Now that Obama has beaten Hillary Clinton in ten states in a row, the major question is whether she can make a "Clinton comeback."
Keep checking below for updates on what the pundits and politicians are saying:
The AP reports that this is now Obama's race to lose since Clinton is "fading":
Barack Obama cruised past a fading Hillary Rodham Clinton in the Wisconsin primary and Hawaii caucuses Tuesday night, gaining the upper hand in a Democratic presidential race for the ages.
The twin triumphs made 10 straight for Obama, and left the former first lady in desperate need of a comeback in a race she long commanded as front-runner.
Clinton campaign sets up delegate site that pushes for Michigan, Florida delegates to be counted.
Exit polling shows that Obama is biting into a voting base that has traditionally been Clinton's.
CBS News exit polling of Wisconsin Democratic voters indicated that Obama made significant gains among groups long thought to be loyal to Clinton. Women voters and Catholics were equally split between the two, and Obama led Clinton among those without college degrees by 13 percentage points.
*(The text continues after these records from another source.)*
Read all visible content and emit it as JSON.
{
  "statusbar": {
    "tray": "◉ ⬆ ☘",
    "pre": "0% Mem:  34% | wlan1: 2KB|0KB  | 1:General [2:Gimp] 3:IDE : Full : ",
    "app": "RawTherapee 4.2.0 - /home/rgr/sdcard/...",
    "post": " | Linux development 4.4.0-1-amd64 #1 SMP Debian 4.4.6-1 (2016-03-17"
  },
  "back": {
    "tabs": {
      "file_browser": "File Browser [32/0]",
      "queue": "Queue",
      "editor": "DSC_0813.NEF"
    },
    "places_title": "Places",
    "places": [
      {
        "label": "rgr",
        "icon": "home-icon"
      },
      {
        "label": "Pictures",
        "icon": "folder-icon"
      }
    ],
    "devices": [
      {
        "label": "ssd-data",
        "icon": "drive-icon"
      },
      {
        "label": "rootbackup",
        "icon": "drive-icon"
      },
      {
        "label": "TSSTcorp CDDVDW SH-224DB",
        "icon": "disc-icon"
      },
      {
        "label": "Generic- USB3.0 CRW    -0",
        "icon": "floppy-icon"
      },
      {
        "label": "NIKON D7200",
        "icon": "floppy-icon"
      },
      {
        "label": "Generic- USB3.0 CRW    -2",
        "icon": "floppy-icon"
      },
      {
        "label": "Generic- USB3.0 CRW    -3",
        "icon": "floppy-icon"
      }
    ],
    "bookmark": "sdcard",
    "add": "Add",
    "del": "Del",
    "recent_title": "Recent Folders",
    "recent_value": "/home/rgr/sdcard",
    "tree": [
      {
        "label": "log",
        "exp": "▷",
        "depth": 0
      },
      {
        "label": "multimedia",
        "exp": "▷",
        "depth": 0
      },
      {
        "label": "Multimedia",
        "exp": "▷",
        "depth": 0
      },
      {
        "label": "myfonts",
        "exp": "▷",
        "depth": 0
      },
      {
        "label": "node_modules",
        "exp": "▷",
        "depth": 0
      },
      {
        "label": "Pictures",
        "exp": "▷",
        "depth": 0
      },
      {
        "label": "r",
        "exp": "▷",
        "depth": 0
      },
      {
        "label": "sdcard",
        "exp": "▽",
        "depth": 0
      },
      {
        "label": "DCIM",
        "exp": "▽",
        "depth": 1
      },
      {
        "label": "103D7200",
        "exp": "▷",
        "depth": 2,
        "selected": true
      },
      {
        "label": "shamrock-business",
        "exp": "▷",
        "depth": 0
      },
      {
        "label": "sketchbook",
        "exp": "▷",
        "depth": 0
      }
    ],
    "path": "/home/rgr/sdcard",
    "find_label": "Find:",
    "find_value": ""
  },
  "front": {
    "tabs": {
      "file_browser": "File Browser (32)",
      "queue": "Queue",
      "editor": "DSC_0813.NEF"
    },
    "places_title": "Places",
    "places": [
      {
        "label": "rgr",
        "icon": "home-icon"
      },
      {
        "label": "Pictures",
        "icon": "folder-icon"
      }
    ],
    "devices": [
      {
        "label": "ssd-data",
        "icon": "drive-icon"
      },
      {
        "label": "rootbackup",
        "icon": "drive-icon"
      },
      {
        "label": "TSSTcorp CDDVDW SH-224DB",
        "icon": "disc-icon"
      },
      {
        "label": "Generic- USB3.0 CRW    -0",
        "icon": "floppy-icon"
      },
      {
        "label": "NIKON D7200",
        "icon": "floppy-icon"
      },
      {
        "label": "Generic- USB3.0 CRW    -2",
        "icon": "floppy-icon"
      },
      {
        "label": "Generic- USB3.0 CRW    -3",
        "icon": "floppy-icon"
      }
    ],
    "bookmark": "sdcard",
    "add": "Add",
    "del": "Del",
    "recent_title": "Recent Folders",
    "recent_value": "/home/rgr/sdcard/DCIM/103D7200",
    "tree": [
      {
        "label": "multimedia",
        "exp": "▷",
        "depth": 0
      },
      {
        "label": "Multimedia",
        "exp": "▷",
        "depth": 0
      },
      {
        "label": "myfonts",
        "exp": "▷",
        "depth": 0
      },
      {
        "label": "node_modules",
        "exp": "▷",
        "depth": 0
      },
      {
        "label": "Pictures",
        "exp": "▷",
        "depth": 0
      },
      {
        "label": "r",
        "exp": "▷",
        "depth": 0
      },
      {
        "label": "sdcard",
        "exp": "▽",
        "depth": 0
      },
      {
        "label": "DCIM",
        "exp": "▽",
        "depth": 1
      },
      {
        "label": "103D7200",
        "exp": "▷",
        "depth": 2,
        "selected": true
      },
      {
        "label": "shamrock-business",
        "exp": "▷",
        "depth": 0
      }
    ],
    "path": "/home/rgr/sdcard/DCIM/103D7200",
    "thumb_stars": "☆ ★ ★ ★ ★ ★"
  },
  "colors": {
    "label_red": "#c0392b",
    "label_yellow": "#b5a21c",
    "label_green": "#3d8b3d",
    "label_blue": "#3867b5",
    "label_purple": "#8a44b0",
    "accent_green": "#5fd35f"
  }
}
He also edged her out among self-identified Democrats, 53 percent to 46 percent, and won 54 percent of the vote from those in households making less than $50,000 a year.
Meanwhile, Obama continued to dominate the groups that have favored him in the past, winning convincing majorities of men (67 percent), college graduates (60 percent) and those in households earning more than $50,000 a year (60 percent).
Everyone is looking to Texas and Ohio to see if Clinton can put a wedge into Obama's momentum.
Texas and Ohio: Two states, two debates, one chance for Hillary Rodham Clinton to save her moribund candidacy for the Democratic presidential nomination.
The former first lady suffered another bruising night Tuesday, badly losing the Wisconsin primary and the Hawaii caucuses to Barack Obama. The Illinois senator has now crushed Clinton in 10 straight contests, amassing a growing delegate lead and building support among women and white working class voters who have long formed the core of Clinton's candidacy.
Clinton aides are confident that she can take Texas and Ohio, despite polling that shows Obama is gaining on her.
Ace Smith, Clinton's Texas state director, said the response the campaign is getting on the ground is "absolutely amazing" and recent stops have drawn thousands of supporters. "We're comfortable we're going to have a ground operation we haven't seen in the state in a long time," he said. "We're going to have a campaign down here where we cede absolutely nothing."
A CNN poll out Monday gave Clinton a narrow 50%-48% lead against Obama and a separate USASurvey poll gave Clinton a slighter larger 50%-45% lead. Smith played down the polls. "I don't think there's any big movement," he said. "There's so many polls showing so many different things."
The media is now seeing little hope in Clinton's candidacy after Obama's latest wins. USNews does a round-up of today's reports across the country.
Sen. Barack Obama yesterday easily won the Wisconsin primary and the Hawaii caucuses, and the media is now openly questioning Sen. Hillary Clinton's viability going forward. CNN (2/20) reports that with 99% reporting, Obama topped Clinton 58%-41% in Wisconsin. In Hawaii, with 68% reporting, Obama beat Clinton 76%-24%. The AP reports this morning that Obama "cruised past a fading" Clinton, "gaining the upper hand in a Democratic presidential race for the ages." The wins, says the AP, "left the former first lady in desperate need of a comeback in a race she long commanded as front-runner." The Baltimore Sun reports, "Since Super Tuesday, everything has gone Obama's way, and there have been few, if any, signs that Clinton can stop him."